Autism Summit to explore the hidden curriculum
BOWLING GREEN, O.—The numbers are staggering—autism affects one in 110 children and one in 70 boys. Armed with those sobering statistics, parents, health-care professionals and educators will have an opportunity to explore the “hidden curriculum of autism” at the ninth annual Autism Summit of Northwest Ohio.
The conference, “Hidden Curriculum through the Lifespan,” runs from 8 a.m. to 4 p.m. Saturday, June 5, at the Bowen-Thompson Student Union at Bowling Green State University. The keynote speaker is Brenda Smith Myles, Ph.D., a consultant with the Ziggurat Group and chief of programs and development at the Autism Society of America.

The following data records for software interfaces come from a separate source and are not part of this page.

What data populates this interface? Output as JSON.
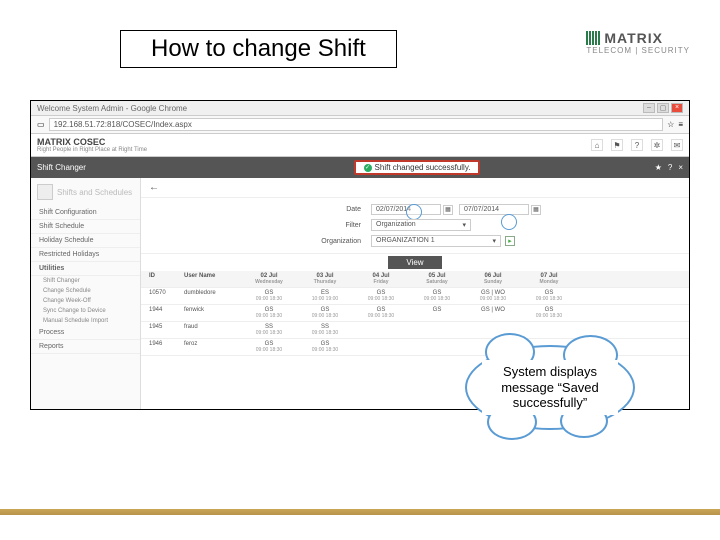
{
  "slide": {
    "title": "How to change Shift"
  },
  "brand": {
    "name": "MATRIX",
    "sub": "TELECOM | SECURITY"
  },
  "chrome": {
    "title": "Welcome System Admin - Google Chrome",
    "url": "192.168.51.72:818/COSEC/Index.aspx"
  },
  "app": {
    "logo_prefix": "MATRIX ",
    "logo": "COSEC",
    "tagline": "Right People in Right Place at Right Time"
  },
  "pagebar": {
    "title": "Shift Changer",
    "success": "Shift changed successfully."
  },
  "sidebar": {
    "header": "Shifts and Schedules",
    "items": [
      "Shift Configuration",
      "Shift Schedule",
      "Holiday Schedule",
      "Restricted Holidays"
    ],
    "utilities_label": "Utilities",
    "utilities": [
      "Shift Changer",
      "Change Schedule",
      "Change Week-Off",
      "Sync Change to Device",
      "Manual Schedule Import"
    ],
    "bottom": [
      "Process",
      "Reports"
    ]
  },
  "filters": {
    "date_label": "Date",
    "date_from": "02/07/2014",
    "date_to": "07/07/2014",
    "filter_label": "Filter",
    "filter_value": "Organization",
    "org_label": "Organization",
    "org_value": "ORGANIZATION 1",
    "view": "View"
  },
  "grid": {
    "headers": {
      "id": "ID",
      "name": "User Name",
      "days": [
        {
          "d": "02 Jul",
          "w": "Wednesday"
        },
        {
          "d": "03 Jul",
          "w": "Thursday"
        },
        {
          "d": "04 Jul",
          "w": "Friday"
        },
        {
          "d": "05 Jul",
          "w": "Saturday"
        },
        {
          "d": "06 Jul",
          "w": "Sunday"
        },
        {
          "d": "07 Jul",
          "w": "Monday"
        }
      ]
    },
    "rows": [
      {
        "id": "10570",
        "name": "dumbledore",
        "cells": [
          {
            "a": "GS",
            "b": "09:00 18:30"
          },
          {
            "a": "ES",
            "b": "10:00 19:00"
          },
          {
            "a": "GS",
            "b": "09:00 18:30"
          },
          {
            "a": "GS",
            "b": "09:00 18:30"
          },
          {
            "a": "GS | WO",
            "b": "09:00 18:30"
          },
          {
            "a": "GS",
            "b": "09:00 18:30"
          }
        ]
      },
      {
        "id": "1944",
        "name": "fenwick",
        "cells": [
          {
            "a": "GS",
            "b": "09:00 18:30"
          },
          {
            "a": "GS",
            "b": "09:00 18:30"
          },
          {
            "a": "GS",
            "b": "09:00 18:30"
          },
          {
            "a": "GS",
            "b": ""
          },
          {
            "a": "GS | WO",
            "b": ""
          },
          {
            "a": "GS",
            "b": "09:00 18:30"
          }
        ]
      },
      {
        "id": "1945",
        "name": "fraud",
        "cells": [
          {
            "a": "SS",
            "b": "09:00 18:30"
          },
          {
            "a": "SS",
            "b": "09:00 18:30"
          },
          {
            "a": "",
            "b": ""
          },
          {
            "a": "",
            "b": ""
          },
          {
            "a": "",
            "b": ""
          },
          {
            "a": "",
            "b": ""
          }
        ]
      },
      {
        "id": "1946",
        "name": "feroz",
        "cells": [
          {
            "a": "GS",
            "b": "09:00 18:30"
          },
          {
            "a": "GS",
            "b": "09:00 18:30"
          },
          {
            "a": "",
            "b": ""
          },
          {
            "a": "",
            "b": ""
          },
          {
            "a": "",
            "b": ""
          },
          {
            "a": "",
            "b": ""
          }
        ]
      }
    ]
  },
  "callout": {
    "text": "System displays message “Saved successfully”"
  }
}
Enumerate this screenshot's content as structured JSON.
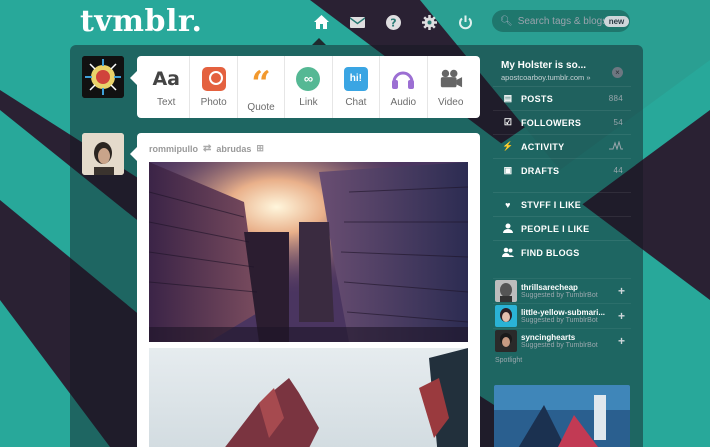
{
  "app": {
    "logo": "tvmblr.",
    "accent": "#28a89a",
    "background": "#2a2133"
  },
  "nav": {
    "icons": [
      {
        "name": "home-icon",
        "glyph": "⌂",
        "active": true
      },
      {
        "name": "mail-icon",
        "glyph": "✉"
      },
      {
        "name": "help-icon",
        "glyph": "?"
      },
      {
        "name": "gear-icon",
        "glyph": "⚙"
      },
      {
        "name": "power-icon",
        "glyph": "⏻"
      }
    ]
  },
  "search": {
    "placeholder": "Search tags & blogs",
    "badge": "new"
  },
  "composer": {
    "types": [
      {
        "label": "Text",
        "icon": "text-icon",
        "glyph": "Aa"
      },
      {
        "label": "Photo",
        "icon": "camera-icon",
        "glyph": ""
      },
      {
        "label": "Quote",
        "icon": "quote-icon",
        "glyph": "“"
      },
      {
        "label": "Link",
        "icon": "link-icon",
        "glyph": "∞"
      },
      {
        "label": "Chat",
        "icon": "chat-icon",
        "glyph": "hi!"
      },
      {
        "label": "Audio",
        "icon": "headphones-icon",
        "glyph": "🎧"
      },
      {
        "label": "Video",
        "icon": "video-camera-icon",
        "glyph": "🎥"
      }
    ]
  },
  "post": {
    "author": "rommipullo",
    "reblogged_from": "abrudas"
  },
  "sidebar": {
    "blog_title": "My Holster is so...",
    "blog_url": "apostcoarboy.tumblr.com »",
    "stats": [
      {
        "label": "POSTS",
        "count": "884",
        "icon": "posts-icon",
        "glyph": "▤"
      },
      {
        "label": "FOLLOWERS",
        "count": "54",
        "icon": "followers-icon",
        "glyph": "☑"
      },
      {
        "label": "ACTIVITY",
        "count": "",
        "icon": "activity-icon",
        "glyph": "⚡"
      },
      {
        "label": "DRAFTS",
        "count": "44",
        "icon": "drafts-icon",
        "glyph": "▣"
      }
    ],
    "links": [
      {
        "label": "STVFF I LIKE",
        "icon": "heart-icon",
        "glyph": "♥"
      },
      {
        "label": "PEOPLE I LIKE",
        "icon": "person-icon",
        "glyph": "👤"
      },
      {
        "label": "FIND BLOGS",
        "icon": "find-people-icon",
        "glyph": "👥"
      }
    ],
    "suggestions": [
      {
        "name": "thrillsarecheap",
        "by": "Suggested by TumblrBot"
      },
      {
        "name": "little-yellow-submari...",
        "by": "Suggested by TumblrBot"
      },
      {
        "name": "syncinghearts",
        "by": "Suggested by TumblrBot"
      }
    ],
    "spotlight_label": "Spotlight"
  }
}
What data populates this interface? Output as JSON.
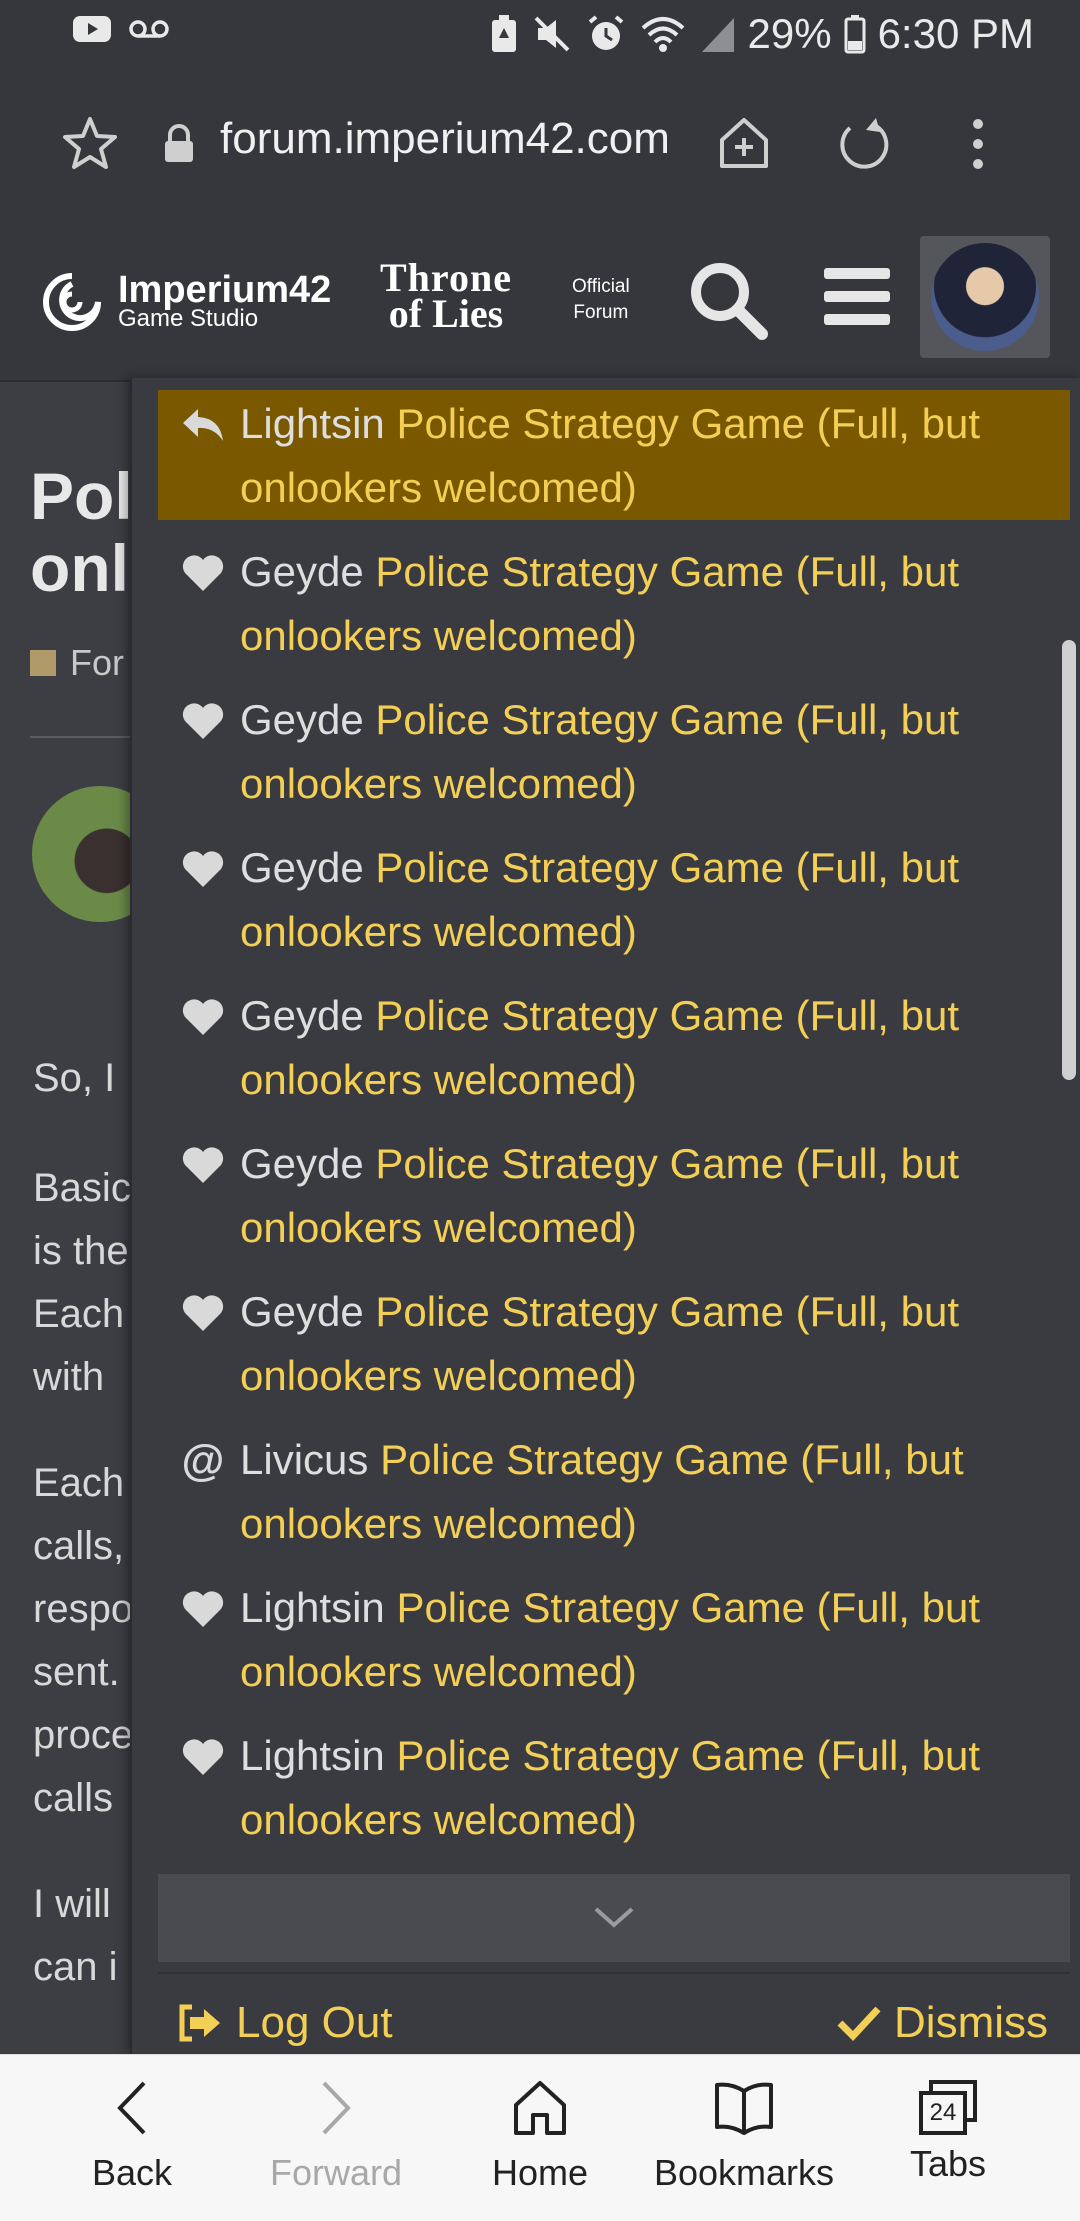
{
  "status": {
    "battery": "29%",
    "time": "6:30 PM"
  },
  "browser": {
    "url": "forum.imperium42.com"
  },
  "header": {
    "imperium_line1": "Imperium42",
    "imperium_line2": "Game Studio",
    "tol_line1": "Throne",
    "tol_line2": "of Lies",
    "official_line1": "Official",
    "official_line2": "Forum"
  },
  "background": {
    "title_line1": "Pol",
    "title_line2": "onl",
    "forum_label": "For",
    "text_lines": [
      "So, I",
      "Basic",
      "is the",
      "Each",
      "with",
      "Each",
      "calls,",
      "respo",
      "sent.",
      "proce",
      "calls",
      "I will",
      "can i"
    ]
  },
  "notifications": [
    {
      "icon": "reply-icon",
      "user": "Lightsin",
      "thread": "Police Strategy Game (Full, but onlookers welcomed)"
    },
    {
      "icon": "heart-icon",
      "user": "Geyde",
      "thread": "Police Strategy Game (Full, but onlookers welcomed)"
    },
    {
      "icon": "heart-icon",
      "user": "Geyde",
      "thread": "Police Strategy Game (Full, but onlookers welcomed)"
    },
    {
      "icon": "heart-icon",
      "user": "Geyde",
      "thread": "Police Strategy Game (Full, but onlookers welcomed)"
    },
    {
      "icon": "heart-icon",
      "user": "Geyde",
      "thread": "Police Strategy Game (Full, but onlookers welcomed)"
    },
    {
      "icon": "heart-icon",
      "user": "Geyde",
      "thread": "Police Strategy Game (Full, but onlookers welcomed)"
    },
    {
      "icon": "heart-icon",
      "user": "Geyde",
      "thread": "Police Strategy Game (Full, but onlookers welcomed)"
    },
    {
      "icon": "at-icon",
      "user": "Livicus",
      "thread": "Police Strategy Game (Full, but onlookers welcomed)"
    },
    {
      "icon": "heart-icon",
      "user": "Lightsin",
      "thread": "Police Strategy Game (Full, but onlookers welcomed)"
    },
    {
      "icon": "heart-icon",
      "user": "Lightsin",
      "thread": "Police Strategy Game (Full, but onlookers welcomed)"
    }
  ],
  "dropdown": {
    "logout_label": "Log Out",
    "dismiss_label": "Dismiss"
  },
  "bottomnav": {
    "back": "Back",
    "forward": "Forward",
    "home": "Home",
    "bookmarks": "Bookmarks",
    "tabs": "Tabs",
    "tabs_count": "24"
  },
  "colors": {
    "accent": "#f4cf56",
    "active_row": "#7a5800",
    "background": "#3d3e44"
  }
}
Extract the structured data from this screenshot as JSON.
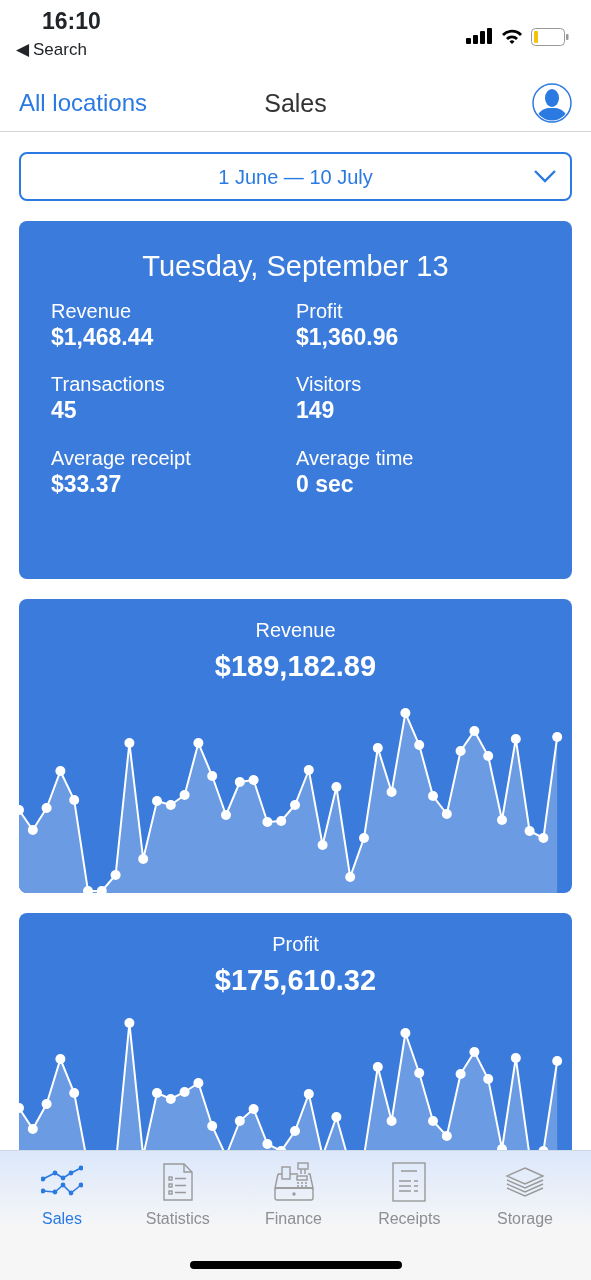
{
  "status_bar": {
    "time": "16:10",
    "back_arrow": "◀",
    "back_label": "Search"
  },
  "header": {
    "left_link": "All locations",
    "title": "Sales"
  },
  "date_range": {
    "label": "1 June — 10 July"
  },
  "summary": {
    "title": "Tuesday, September 13",
    "stats": [
      {
        "label": "Revenue",
        "value": "$1,468.44"
      },
      {
        "label": "Profit",
        "value": "$1,360.96"
      },
      {
        "label": "Transactions",
        "value": "45"
      },
      {
        "label": "Visitors",
        "value": "149"
      },
      {
        "label": "Average receipt",
        "value": "$33.37"
      },
      {
        "label": "Average time",
        "value": "0 sec"
      }
    ]
  },
  "charts": [
    {
      "title": "Revenue",
      "total": "$189,182.89"
    },
    {
      "title": "Profit",
      "total": "$175,610.32"
    }
  ],
  "tabs": [
    {
      "label": "Sales",
      "selected": true
    },
    {
      "label": "Statistics",
      "selected": false
    },
    {
      "label": "Finance",
      "selected": false
    },
    {
      "label": "Receipts",
      "selected": false
    },
    {
      "label": "Storage",
      "selected": false
    }
  ]
}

Myles will discuss the hidden curriculum and its applicability to individuals on the autism spectrum. The hidden curriculum comprises information that is not usually taught to typical children and youth, but is assumed and expected knowledge. It might include topics such as how to eat appropriately, how to hold appropriate conversations, how to follow unwritten rules such as bathroom rules, how to read social cues or how to practice good social behavior. Violation of these rules can have an adverse effect on school performance and how well a student/child is able to positively relate to the community and home.
Drs. Lessie L. Cochran and Ellen Ursula Williams, faculty in the Autism Certificate Program and the School of Intervention Services at BGSU and co-founders of this Autism Summit, noted, “We selected the topic of ‘hidden curriculum’ for our summit this year because all too often it is an overlooked but vital part of the curriculum for individuals on the autism spectrum. We are delighted that Dr. Brenda Smith Myles, one of the leading authorities on this topic, has accepted our invitation as keynote speaker.”
Myles is the recipient of the 2004 Autism Society of America’s Outstanding Professional Award and the 2006 Princeton Fellowship Award. She has written numerous articles and books on Asperger’s syndrome and autism. From 1997 to 2004, she was acknowledged as the second most productive applied researcher in autism spectrum disorders.
Representatives from state and local autism groups will also deliver an annual update regarding their programs and services in another segment of the summit entitled “What’s Happening with Autism?”
Continuing Education Units (CEU) have been approved for Department of Developmental Disabilities (DODD) professionals, psychologists, social workers, counselors, rehabilitation counselors, occupational therapists, family and marriage therapists, and nurses.
The conference fee is $69 with CEUs, $59 for educator contact hours, $49 for parents/caregivers and $20 for students. For more information or to register, visit http://cee.bgsu.edu/autism or call Continuing and Extended Education, at 419-372-8181.
The event is sponsored by Robert and Nancy Williams, BGSU’s Office of Continuing and Extended Education, College of Education and Human Development and School of Intervention Services, the Lucas County Board of Developmental Disabilities and the Wood County Educational Service Center.
(Posted May 25, 2010 )